- **Aim of the task**
Your reply should be the whole listing, copied exactly, with the pictures left out.
......
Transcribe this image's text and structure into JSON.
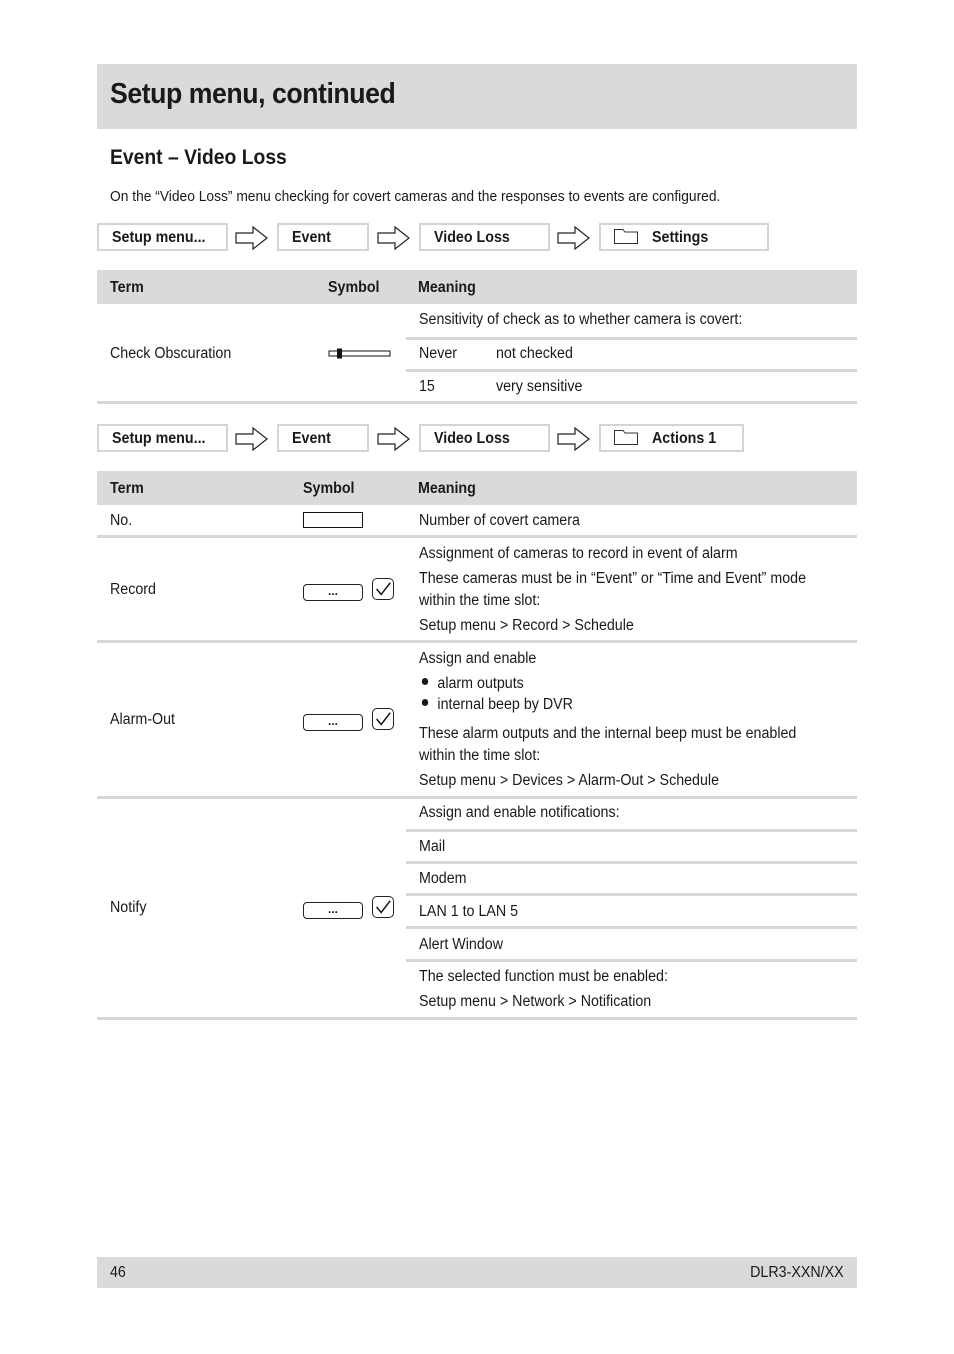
{
  "header": {
    "title": "Setup menu, continued"
  },
  "section": {
    "title": "Event – Video Loss",
    "intro": "On the “Video Loss” menu checking for covert cameras and the responses to events are configured."
  },
  "breadcrumb1": {
    "items": [
      "Setup menu...",
      "Event",
      "Video Loss",
      "Settings"
    ],
    "icons": [
      "arrow-right-icon",
      "folder-icon"
    ]
  },
  "table1": {
    "headers": {
      "term": "Term",
      "symbol": "Symbol",
      "meaning": "Meaning"
    },
    "rows": [
      {
        "term": "Check Obscuration",
        "symbol": "slider",
        "meaning_intro": "Sensitivity of check as to whether camera is covert:",
        "options": [
          {
            "value": "Never",
            "desc": "not checked"
          },
          {
            "value": "15",
            "desc": "very sensitive"
          }
        ]
      }
    ]
  },
  "breadcrumb2": {
    "items": [
      "Setup menu...",
      "Event",
      "Video Loss",
      "Actions 1"
    ]
  },
  "table2": {
    "headers": {
      "term": "Term",
      "symbol": "Symbol",
      "meaning": "Meaning"
    },
    "rows": [
      {
        "term": "No.",
        "symbol": "input-field",
        "meaning": [
          "Number of covert camera"
        ]
      },
      {
        "term": "Record",
        "symbol": "ellipsis-button-checkbox",
        "button_label": "...",
        "meaning": [
          "Assignment of cameras to record in event of alarm",
          "These cameras must be in “Event” or “Time and Event” mode",
          "within the time slot:",
          "Setup menu > Record > Schedule"
        ]
      },
      {
        "term": "Alarm-Out",
        "symbol": "ellipsis-button-checkbox",
        "button_label": "...",
        "meaning_intro": "Assign and enable",
        "bullets": [
          "alarm outputs",
          "internal beep by DVR"
        ],
        "meaning": [
          "These alarm outputs and the internal beep must be enabled",
          "within the time slot:",
          "Setup menu > Devices > Alarm-Out > Schedule"
        ]
      },
      {
        "term": "Notify",
        "symbol": "ellipsis-button-checkbox",
        "button_label": "...",
        "meaning_intro": "Assign and enable notifications:",
        "options": [
          "Mail",
          "Modem",
          "LAN 1 to LAN 5",
          "Alert Window"
        ],
        "meaning": [
          "The selected function must be enabled:",
          "Setup menu > Network > Notification"
        ]
      }
    ]
  },
  "footer": {
    "page_number": "46",
    "model": "DLR3-XXN/XX"
  }
}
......
- **Answer box**
Transcribe this image's text and structure into JSON.
{
  "header": {
    "title": "Setup menu, continued"
  },
  "section": {
    "title": "Event – Video Loss",
    "intro": "On the “Video Loss” menu checking for covert cameras and the responses to events are configured."
  },
  "breadcrumb1": {
    "items": [
      "Setup menu...",
      "Event",
      "Video Loss",
      "Settings"
    ],
    "icons": [
      "arrow-right-icon",
      "folder-icon"
    ]
  },
  "table1": {
    "headers": {
      "term": "Term",
      "symbol": "Symbol",
      "meaning": "Meaning"
    },
    "rows": [
      {
        "term": "Check Obscuration",
        "symbol": "slider",
        "meaning_intro": "Sensitivity of check as to whether camera is covert:",
        "options": [
          {
            "value": "Never",
            "desc": "not checked"
          },
          {
            "value": "15",
            "desc": "very sensitive"
          }
        ]
      }
    ]
  },
  "breadcrumb2": {
    "items": [
      "Setup menu...",
      "Event",
      "Video Loss",
      "Actions 1"
    ]
  },
  "table2": {
    "headers": {
      "term": "Term",
      "symbol": "Symbol",
      "meaning": "Meaning"
    },
    "rows": [
      {
        "term": "No.",
        "symbol": "input-field",
        "meaning": [
          "Number of covert camera"
        ]
      },
      {
        "term": "Record",
        "symbol": "ellipsis-button-checkbox",
        "button_label": "...",
        "meaning": [
          "Assignment of cameras to record in event of alarm",
          "These cameras must be in “Event” or “Time and Event” mode",
          "within the time slot:",
          "Setup menu > Record > Schedule"
        ]
      },
      {
        "term": "Alarm-Out",
        "symbol": "ellipsis-button-checkbox",
        "button_label": "...",
        "meaning_intro": "Assign and enable",
        "bullets": [
          "alarm outputs",
          "internal beep by DVR"
        ],
        "meaning": [
          "These alarm outputs and the internal beep must be enabled",
          "within the time slot:",
          "Setup menu > Devices > Alarm-Out > Schedule"
        ]
      },
      {
        "term": "Notify",
        "symbol": "ellipsis-button-checkbox",
        "button_label": "...",
        "meaning_intro": "Assign and enable notifications:",
        "options": [
          "Mail",
          "Modem",
          "LAN 1 to LAN 5",
          "Alert Window"
        ],
        "meaning": [
          "The selected function must be enabled:",
          "Setup menu > Network > Notification"
        ]
      }
    ]
  },
  "footer": {
    "page_number": "46",
    "model": "DLR3-XXN/XX"
  }
}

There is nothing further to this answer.